Question

I have a question about cash gift taxes and gift reporting. My spouse and I each received a cash gift totaling $32,000. How do we proceed with gift reporting on our return?

Answer

The gift tax is one of the most misunderstood of all taxes. As a general rule, the giver of the gift, and not the recipient or recipients owes this tax. So, regarding cash gift taxes and gift reporting, gift tax is generally not an issue for most people who are the recipients of gifts, even large monetary ones. The person who makes the gift files the gift tax return, if necessary, and pays any tax. Essentially, gifts are neither taxable nor deductible on your tax return. Also, a monetary gift has to be substantial for IRS purposes — In order for the giver of the sum to be subject to tax ramifications, the gift must be greater than the annual gift tax exclusion amount. The giver won’t pay any tax if the gift is at or below the annual gift tax exclusion. You don’t need to include the gifts that you and your spouse received as income. This is because gross income doesn’t include the value of property you get by:

  • Gift
  • Bequest
  • Devise
  • Inheritance

Related Topics

Related Resources

What Is State Income Tax Reciprocity?

Live in one state, but work in another? Review state income tax reciprocity rules with the team at H&R Block to learn how it may affect your taxes.

Taxable Military Income

Learn more about taxable military pay and get tax answers at H&R Block.

Investment App Taxes – Robinhood, Acorns & More
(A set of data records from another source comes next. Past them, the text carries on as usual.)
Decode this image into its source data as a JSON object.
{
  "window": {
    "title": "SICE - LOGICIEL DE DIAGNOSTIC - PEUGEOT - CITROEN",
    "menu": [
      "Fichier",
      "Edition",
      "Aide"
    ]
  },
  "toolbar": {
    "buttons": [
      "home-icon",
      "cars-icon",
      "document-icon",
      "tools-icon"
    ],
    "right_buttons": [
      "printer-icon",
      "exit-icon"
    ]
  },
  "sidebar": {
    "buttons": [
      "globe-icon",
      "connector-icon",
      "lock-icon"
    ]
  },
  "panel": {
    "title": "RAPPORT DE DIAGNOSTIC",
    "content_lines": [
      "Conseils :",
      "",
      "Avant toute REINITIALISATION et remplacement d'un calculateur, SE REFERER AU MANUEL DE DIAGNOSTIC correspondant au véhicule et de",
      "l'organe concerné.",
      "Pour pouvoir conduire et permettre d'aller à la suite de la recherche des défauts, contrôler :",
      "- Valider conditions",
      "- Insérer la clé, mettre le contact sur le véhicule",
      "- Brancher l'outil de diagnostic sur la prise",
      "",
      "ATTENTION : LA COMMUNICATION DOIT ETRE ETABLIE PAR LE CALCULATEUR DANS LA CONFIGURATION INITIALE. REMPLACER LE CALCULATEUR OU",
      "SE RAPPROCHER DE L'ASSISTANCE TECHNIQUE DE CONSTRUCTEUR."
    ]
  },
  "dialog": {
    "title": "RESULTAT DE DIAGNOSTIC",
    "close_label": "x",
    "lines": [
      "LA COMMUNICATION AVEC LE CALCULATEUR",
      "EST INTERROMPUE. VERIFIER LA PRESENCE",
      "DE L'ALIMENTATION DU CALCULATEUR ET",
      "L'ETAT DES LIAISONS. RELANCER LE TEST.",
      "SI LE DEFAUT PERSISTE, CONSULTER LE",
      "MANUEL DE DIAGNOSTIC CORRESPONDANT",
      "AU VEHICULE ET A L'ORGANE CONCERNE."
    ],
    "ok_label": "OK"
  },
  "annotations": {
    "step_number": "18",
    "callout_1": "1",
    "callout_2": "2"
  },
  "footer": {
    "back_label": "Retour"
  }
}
Learn more about the tax implications of investment apps like Robinhood, Acorns, Wealthfront & Stash with H&R Block. Accurately report all investment income

Retirement Income and Annuity Tax

Retiring soon? Learn more about retirement income tax including annuity taxes from the tax professionals at H&R Block.